• **Activity**: Read the listing below and copy out each line where the word "label" occurs.

• **Data shown**:
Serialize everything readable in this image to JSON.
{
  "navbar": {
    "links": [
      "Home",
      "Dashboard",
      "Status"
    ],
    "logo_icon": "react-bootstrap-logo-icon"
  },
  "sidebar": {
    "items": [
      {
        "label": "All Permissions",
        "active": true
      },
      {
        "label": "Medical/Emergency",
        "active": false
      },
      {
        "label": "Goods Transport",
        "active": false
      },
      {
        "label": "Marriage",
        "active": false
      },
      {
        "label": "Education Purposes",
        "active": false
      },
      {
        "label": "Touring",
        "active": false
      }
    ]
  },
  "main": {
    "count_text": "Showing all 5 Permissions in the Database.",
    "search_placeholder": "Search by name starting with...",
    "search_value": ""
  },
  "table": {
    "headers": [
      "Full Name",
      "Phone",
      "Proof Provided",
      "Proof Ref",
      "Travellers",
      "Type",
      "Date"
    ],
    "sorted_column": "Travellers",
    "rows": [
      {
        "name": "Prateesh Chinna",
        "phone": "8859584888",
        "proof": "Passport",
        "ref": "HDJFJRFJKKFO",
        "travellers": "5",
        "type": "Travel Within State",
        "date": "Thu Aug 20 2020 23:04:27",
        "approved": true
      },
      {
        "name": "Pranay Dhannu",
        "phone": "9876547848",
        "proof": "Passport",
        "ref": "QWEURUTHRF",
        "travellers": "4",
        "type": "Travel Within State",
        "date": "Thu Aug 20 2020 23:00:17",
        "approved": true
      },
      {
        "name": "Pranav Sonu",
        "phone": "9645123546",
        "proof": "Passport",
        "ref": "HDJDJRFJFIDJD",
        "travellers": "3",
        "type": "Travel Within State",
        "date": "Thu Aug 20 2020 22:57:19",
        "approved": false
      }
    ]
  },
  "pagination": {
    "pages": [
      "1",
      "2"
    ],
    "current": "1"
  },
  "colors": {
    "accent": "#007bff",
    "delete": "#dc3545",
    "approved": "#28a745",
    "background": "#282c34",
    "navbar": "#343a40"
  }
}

• **Solution**:
        "label": "All Permissions",
        "label": "Medical/Emergency",
        "label": "Goods Transport",
        "label": "Marriage",
        "label": "Education Purposes",
        "label": "Touring",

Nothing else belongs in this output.